Numerical Analysis, Section 2

Project One: The (n + 1)-point Trapezoidal Rule

1. Project description

The integral

Z b

a

f(x) dx (1)

can be (crudely) estimated by approximating the area under the graph of f(x) by a trapezoid. In

other words, by approximating the integrand f via the affine function

g(x) = f(b) − f(a)

b − a

x +

f(a)b − f(b)a

b − a

whose graph passes through points (a, f(a)) and (b, f(b)). This procedure gives us the (crude)

approximation

Z b

a

f(x) dx ≈

Z b

a

g(x) dx = pf(a) + f(b)q

b − a

2

.

We now suppose that n 1 is an integer, and let {x0, x1, x2, . . . , xn} be the sequence of (n + 1)

points defined by

xj = a +

b − a

n

· j.

If we decompose the integral (1) as

Z b

a

f(x) dx =

nX−1

j=0

Z xj+1

xj

f(x) dx (2)

and use the preceding approximation to estimate each of the integrals in (2), then we obtain the

estimate

Z b

a

f(x) dx =

nX−1

j=0

Z xj+1

xj

f(x) dx

≈

nX−1

j=0

pf(xj ) + f(xj+1)q

b − a

2n

= pf(x0) + 2f(x1) + 2f(x2) + · · · + 2f(xn−1) + f(xn)q ·

b − a

2n

.

(3)

We call (3) the (n+1)-point trapezoidal quadrature rule on the interval [a, b]. The points x0, x1, . . . , xn

are called the nodes of the (n+ 1)-point trapezoidal rule on [a, b], and the quantities w0, w1, . . . , wn

defined by

wj =

b − a

2n

λj ,

1

where

λj =

(

1 if j = 0, n

2 otherwise,

are called the weights of the (n + 1)-point trapezoidal rule. Note that using this notation, (3) can

be rewritten as

Z b

a

f(x) dx ≈

Xn

j=0

f(xj )wj . (4)

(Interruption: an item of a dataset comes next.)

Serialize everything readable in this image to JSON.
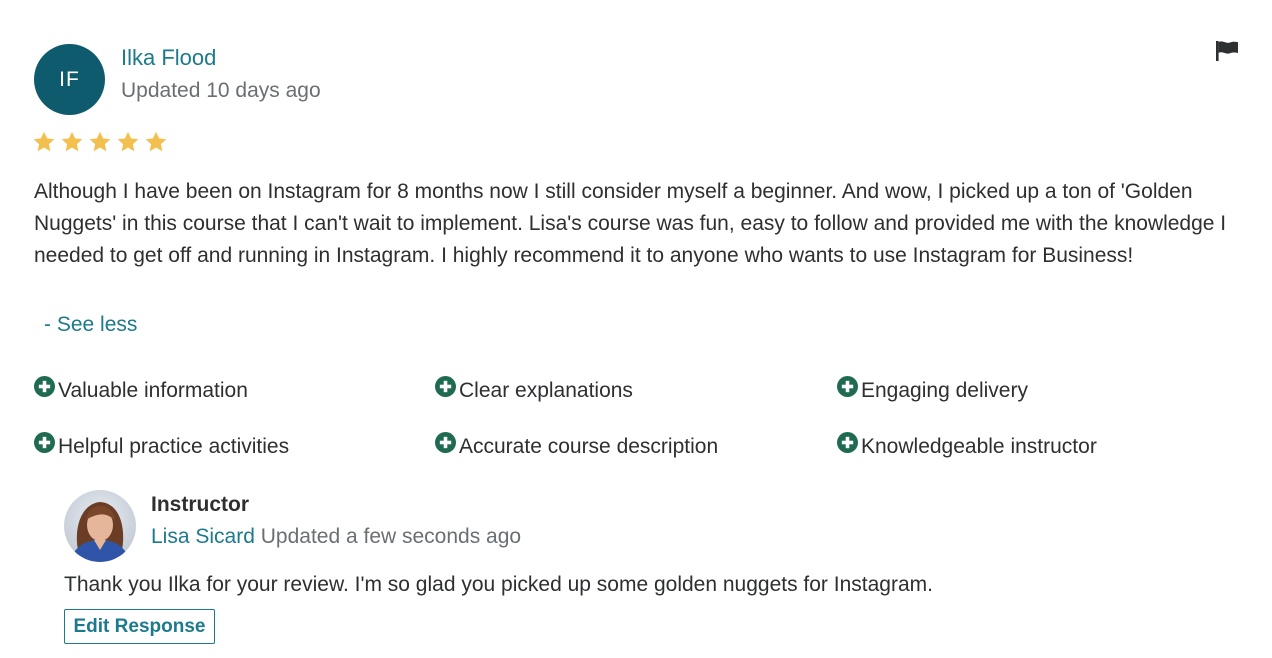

Project one consists of writing a function called “traprule” which calculates the (n + 1)-point

trapezoidal rule. More specifically, your routine will take as input an integer n 0 and double

precision numbers a < b. It will return the nodes x0, x1, . . . , xn and weights w0, w1, . . . , wn of the

(n + 1)-point trapezoidal routine in user-supplied arrays. The file “traprule.c” gives the calling

syntax for the “traprule” function. Your task is to implement the function as described there.

2. Testing and grading

A public test code is given in the file “traptest1.c”. Another test code, called “traptest2.c”, will be

used to test your function as well. Half of the project grade will come from the first test file, and

the second half will come from the second.

The commands

gcc -o traptest1 traprule.c traptest1.c -lm

./traptest1

can be used to compiler and execute your program. The first command compiles your program and

creates an executable file named “traptest1”. The “-lm” option tells the compiler to include the

math library which implements cosine, sine and other basic functions. The second command runs

the traptest1 executable. There are five tests of your function in traptest1, and the program will

tell your score out of 5. We will also test your code by compiling against “traptest2.c”, which we

will not release until after the projects are due.

More explicitly, we will grade your project by running the sequence of command

gcc -o traptest1 traprule.c traptest1.c -lm

./traptest1

gcc -o traptest1 traprule.c traptest2.c -lm

./traptest2

You will get a 0 on your project if it does not compile and run. Please start work on your project

early and come see either myself or our TA, Karry Wong, if you are having difficulties getting it

to compile.

Submitting your project:

You will submit your project using canvas. You should submit only your “traprule.c” file. You

must submit your file by 11:59 PM on the due data. Late assignments will not be accepted.

2